**WHAT TO DO:**
Copy out, from the data, each line containing the string "CONTROL".

DATA EXTRACT START

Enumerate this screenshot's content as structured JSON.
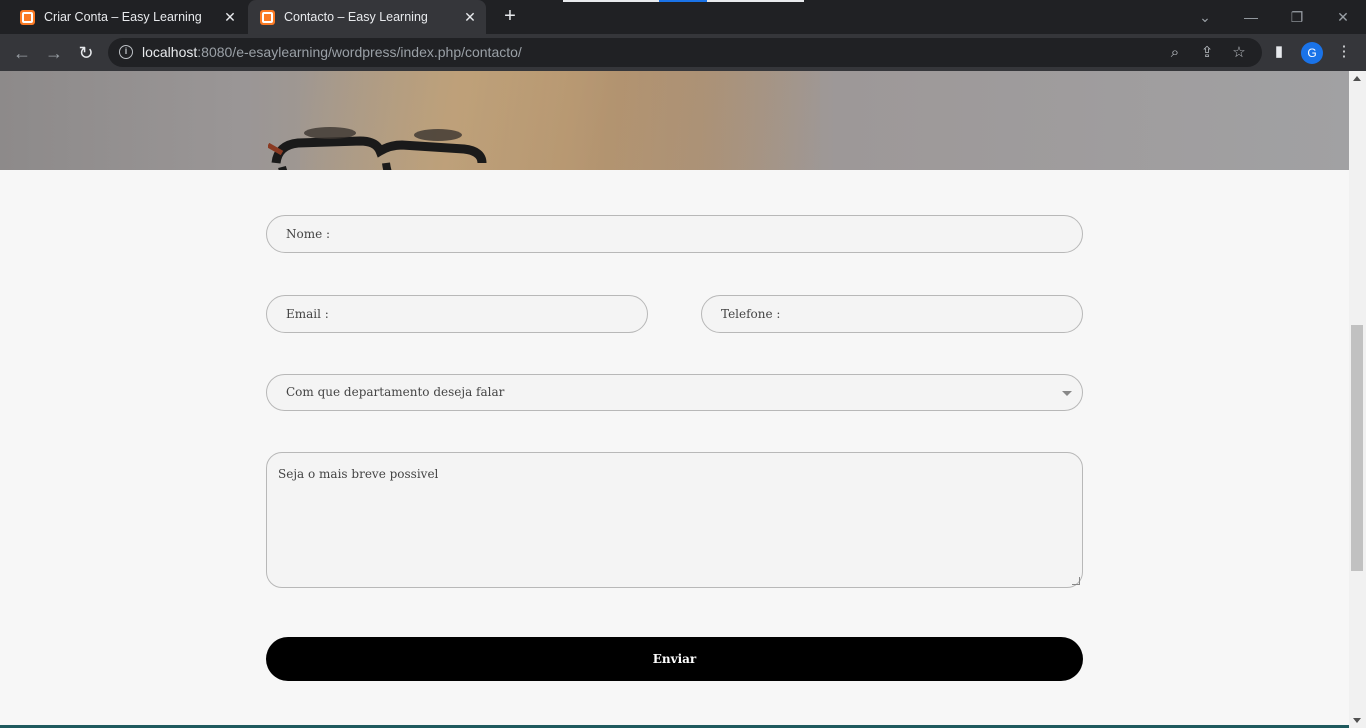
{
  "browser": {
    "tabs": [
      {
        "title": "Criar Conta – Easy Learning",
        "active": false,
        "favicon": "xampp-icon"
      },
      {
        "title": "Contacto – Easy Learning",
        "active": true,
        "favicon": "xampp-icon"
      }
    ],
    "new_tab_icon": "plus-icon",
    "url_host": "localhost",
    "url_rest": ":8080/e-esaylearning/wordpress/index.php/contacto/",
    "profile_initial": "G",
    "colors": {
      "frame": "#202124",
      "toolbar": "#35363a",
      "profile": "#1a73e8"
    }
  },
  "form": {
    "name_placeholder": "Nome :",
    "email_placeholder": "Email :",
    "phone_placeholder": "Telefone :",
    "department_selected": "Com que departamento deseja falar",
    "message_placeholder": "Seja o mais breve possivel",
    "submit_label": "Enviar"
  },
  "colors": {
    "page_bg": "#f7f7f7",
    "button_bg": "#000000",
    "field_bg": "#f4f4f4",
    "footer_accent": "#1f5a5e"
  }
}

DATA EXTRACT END
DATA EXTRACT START

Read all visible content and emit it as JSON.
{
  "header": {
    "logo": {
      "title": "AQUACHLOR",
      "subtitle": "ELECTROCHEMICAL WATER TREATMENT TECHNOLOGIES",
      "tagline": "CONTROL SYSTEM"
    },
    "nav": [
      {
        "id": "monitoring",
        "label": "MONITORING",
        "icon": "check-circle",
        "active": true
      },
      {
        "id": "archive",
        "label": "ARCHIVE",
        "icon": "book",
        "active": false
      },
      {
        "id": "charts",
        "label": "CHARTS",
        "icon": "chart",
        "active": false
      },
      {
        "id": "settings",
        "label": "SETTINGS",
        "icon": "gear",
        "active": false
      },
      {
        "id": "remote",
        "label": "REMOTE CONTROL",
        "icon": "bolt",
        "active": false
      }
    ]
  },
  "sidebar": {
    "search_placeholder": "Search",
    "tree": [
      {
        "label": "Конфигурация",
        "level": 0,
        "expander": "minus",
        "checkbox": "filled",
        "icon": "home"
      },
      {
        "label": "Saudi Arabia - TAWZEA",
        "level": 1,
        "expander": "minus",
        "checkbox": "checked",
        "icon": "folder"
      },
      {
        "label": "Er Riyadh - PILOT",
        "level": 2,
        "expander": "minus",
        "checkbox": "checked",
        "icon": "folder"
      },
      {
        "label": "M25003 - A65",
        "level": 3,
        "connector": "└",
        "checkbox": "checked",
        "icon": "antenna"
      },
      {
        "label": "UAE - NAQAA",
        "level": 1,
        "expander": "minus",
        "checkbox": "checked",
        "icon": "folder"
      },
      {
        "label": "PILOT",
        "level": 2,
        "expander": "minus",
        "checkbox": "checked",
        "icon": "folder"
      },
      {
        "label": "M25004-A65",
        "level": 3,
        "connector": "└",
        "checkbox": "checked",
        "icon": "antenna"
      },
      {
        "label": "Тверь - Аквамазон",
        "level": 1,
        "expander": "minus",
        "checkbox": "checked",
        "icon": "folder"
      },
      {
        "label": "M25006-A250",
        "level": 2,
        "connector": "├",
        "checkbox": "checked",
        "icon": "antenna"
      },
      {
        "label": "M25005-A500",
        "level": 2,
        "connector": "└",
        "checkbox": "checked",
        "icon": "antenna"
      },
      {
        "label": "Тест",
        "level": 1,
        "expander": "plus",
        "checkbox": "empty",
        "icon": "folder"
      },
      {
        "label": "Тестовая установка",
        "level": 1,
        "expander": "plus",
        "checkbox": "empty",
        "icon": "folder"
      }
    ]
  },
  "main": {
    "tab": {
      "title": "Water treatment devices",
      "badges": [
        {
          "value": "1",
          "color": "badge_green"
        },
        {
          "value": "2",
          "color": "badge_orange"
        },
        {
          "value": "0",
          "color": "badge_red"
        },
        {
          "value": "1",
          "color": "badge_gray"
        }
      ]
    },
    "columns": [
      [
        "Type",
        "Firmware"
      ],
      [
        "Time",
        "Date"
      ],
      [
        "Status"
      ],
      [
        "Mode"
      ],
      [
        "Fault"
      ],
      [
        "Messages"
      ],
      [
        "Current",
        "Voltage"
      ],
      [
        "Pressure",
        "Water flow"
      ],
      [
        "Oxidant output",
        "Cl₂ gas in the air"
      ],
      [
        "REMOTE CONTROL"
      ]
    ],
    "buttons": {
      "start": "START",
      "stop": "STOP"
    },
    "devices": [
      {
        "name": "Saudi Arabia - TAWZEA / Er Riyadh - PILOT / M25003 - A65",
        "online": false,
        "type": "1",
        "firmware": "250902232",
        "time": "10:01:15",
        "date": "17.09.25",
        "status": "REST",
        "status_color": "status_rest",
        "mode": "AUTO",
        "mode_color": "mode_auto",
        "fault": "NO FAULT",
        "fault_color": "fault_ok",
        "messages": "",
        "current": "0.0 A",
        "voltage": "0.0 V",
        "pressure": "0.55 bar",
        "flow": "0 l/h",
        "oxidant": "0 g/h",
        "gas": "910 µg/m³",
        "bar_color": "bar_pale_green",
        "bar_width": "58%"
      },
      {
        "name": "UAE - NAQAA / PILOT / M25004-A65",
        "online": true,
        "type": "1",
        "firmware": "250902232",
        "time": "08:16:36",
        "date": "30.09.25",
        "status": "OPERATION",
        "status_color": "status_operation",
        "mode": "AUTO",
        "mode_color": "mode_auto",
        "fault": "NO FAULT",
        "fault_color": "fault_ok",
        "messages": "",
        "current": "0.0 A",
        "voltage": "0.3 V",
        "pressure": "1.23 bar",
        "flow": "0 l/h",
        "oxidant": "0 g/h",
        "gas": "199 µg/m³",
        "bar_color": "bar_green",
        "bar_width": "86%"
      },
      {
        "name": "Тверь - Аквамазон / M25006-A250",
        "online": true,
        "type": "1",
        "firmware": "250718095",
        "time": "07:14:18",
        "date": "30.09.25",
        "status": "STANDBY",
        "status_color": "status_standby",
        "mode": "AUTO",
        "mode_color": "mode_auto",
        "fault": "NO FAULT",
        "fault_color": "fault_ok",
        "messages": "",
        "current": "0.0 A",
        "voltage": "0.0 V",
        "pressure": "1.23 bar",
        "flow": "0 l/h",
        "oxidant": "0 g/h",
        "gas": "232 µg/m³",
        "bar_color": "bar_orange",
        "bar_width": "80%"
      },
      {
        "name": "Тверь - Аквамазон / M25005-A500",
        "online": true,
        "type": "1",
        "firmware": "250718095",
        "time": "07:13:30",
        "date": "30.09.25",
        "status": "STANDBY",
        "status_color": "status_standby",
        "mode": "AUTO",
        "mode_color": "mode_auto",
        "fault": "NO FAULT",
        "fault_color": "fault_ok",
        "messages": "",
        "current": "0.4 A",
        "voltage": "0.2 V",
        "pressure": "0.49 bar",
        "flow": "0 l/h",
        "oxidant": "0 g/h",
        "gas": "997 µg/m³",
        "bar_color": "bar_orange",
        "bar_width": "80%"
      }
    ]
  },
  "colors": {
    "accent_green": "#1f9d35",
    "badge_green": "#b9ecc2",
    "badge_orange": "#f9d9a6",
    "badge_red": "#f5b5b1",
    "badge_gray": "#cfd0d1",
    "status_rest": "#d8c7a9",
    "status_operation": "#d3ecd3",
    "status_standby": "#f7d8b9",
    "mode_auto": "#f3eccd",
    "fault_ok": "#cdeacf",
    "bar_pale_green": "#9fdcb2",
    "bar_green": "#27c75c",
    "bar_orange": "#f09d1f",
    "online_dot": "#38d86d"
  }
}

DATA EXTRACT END
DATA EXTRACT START

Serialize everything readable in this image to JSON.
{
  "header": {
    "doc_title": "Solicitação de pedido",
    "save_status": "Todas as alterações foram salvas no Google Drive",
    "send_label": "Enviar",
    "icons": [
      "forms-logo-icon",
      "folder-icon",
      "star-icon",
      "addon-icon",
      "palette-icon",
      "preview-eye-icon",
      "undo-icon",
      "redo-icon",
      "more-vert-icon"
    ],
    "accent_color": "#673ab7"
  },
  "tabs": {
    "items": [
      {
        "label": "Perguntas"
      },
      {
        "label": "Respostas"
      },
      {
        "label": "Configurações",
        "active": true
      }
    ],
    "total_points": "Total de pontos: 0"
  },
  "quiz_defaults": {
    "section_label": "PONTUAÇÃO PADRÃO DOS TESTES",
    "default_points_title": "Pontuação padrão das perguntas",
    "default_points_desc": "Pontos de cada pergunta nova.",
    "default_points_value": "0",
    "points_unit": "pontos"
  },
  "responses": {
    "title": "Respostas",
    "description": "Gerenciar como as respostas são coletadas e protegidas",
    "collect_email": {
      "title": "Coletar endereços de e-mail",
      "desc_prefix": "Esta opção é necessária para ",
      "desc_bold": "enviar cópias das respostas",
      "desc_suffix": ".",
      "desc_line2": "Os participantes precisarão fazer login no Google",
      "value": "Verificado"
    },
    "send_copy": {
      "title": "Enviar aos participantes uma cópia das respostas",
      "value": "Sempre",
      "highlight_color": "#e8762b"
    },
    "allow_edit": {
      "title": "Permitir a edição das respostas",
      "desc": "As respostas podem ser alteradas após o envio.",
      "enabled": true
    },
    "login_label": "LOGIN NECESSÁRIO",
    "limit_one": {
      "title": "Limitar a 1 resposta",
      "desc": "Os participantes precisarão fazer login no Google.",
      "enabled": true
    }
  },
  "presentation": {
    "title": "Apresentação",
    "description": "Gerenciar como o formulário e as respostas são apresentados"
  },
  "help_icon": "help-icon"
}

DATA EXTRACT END

**RESULT:**
      "tagline": "CONTROL SYSTEM"
        "label": "REMOTE CONTROL",
        "REMOTE CONTROL"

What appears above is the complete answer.